8.2.5 Information based actions: The lack or inadequate use of information on different aspects of ecosystems can limit the efficiency of ecosystem management. Although enough information exists to take many actions that could help to conserve ecosystems and enhance human well-being, major gaps remain. For example, in most regions, relatively limited information exists about the status and economic value of most ecosystem services, and their degradation is rarely tracked in national economic accounts (e.g., GDP). Moreover, decision-makers do not use all of the relevant information that is available, such as scientific information or traditional knowledge.

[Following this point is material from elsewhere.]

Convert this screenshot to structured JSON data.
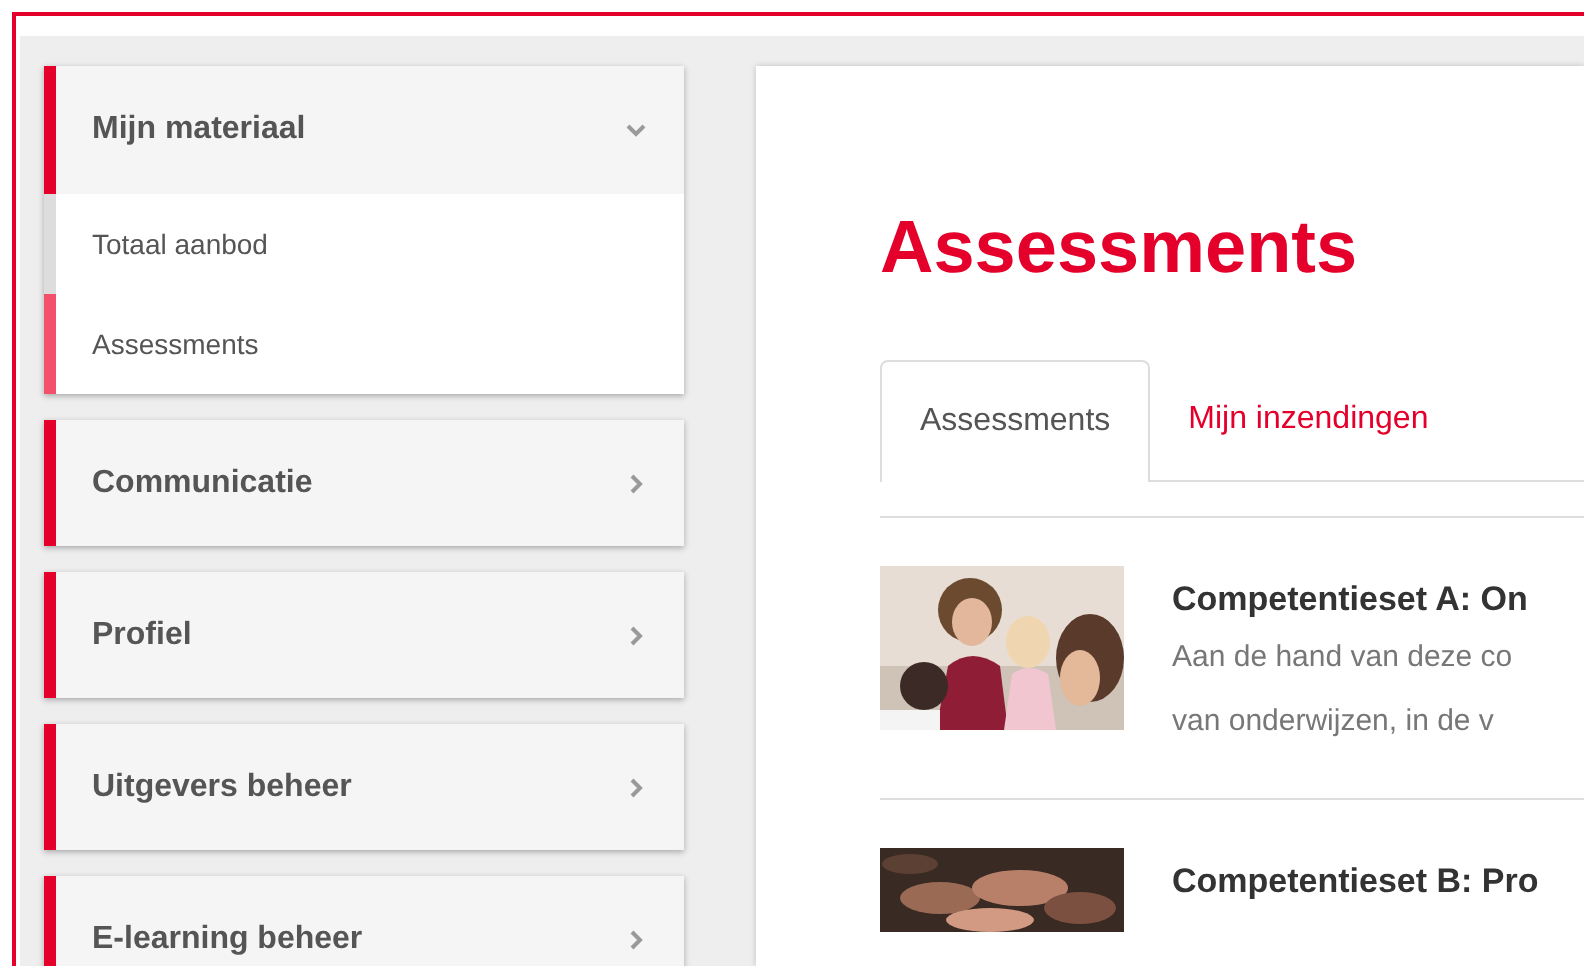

Promising actions include basing management and investment decisions on both market and non-market values of ecosystems, improving the use of relevant information, and enhancing and sustaining the capacity to assess the consequences of ecosystem change. More...
8.3 How can decision-making processes be improved?
Decision-making processes vary across jurisdictions, institutions, and cultures. A series of elements tend to improve the decisions reached and their outcomes for ecosystems and human well-being:
- Use the best available information.
- Ensure transparency and the effective participation of important stakeholders.
- Recognize that not all important values at stake can be quantified.
- Strive for efficiency.
- Consider equity and vulnerability.
- Ensure accountability, monitoring, and evaluation.
- Consider cumulative effects and effects that occur on different scales.
Decision-making can be improved through tools for stakeholder participation, information gathering, and planning.
A variety of frameworks and methods can be used to make better decisions in the face of uncertainties in data, prediction, context, and scale, but few of them address equity.
Scenarios can be used to address many uncertainties, but they also create uncertainties of their own due to our limited understanding of ecological and human responses.
Historically, most actions addressing ecosystem services have concentrated on increasing short-term productivity of provisioning services such as food production.
Effective management of the ecosystems in any particular region requires coordinated actions at multiple scales. Stakeholder at different scales perceive different values in various ecosystem services. Ignoring this can undermine the effectiveness of assessments and lead to unworkable and inequitable policies or programs at all scales. Ecosystem services that are of considerable importance at global scales, such as carbon sequestration or waste regulation, are not necessarily seen to be of value locally. Similarly, services of local importance are often not seen as important globally. Active adaptive management can be particularly valuable as a tool for reducing uncertainty about ecosystem management decisions. More...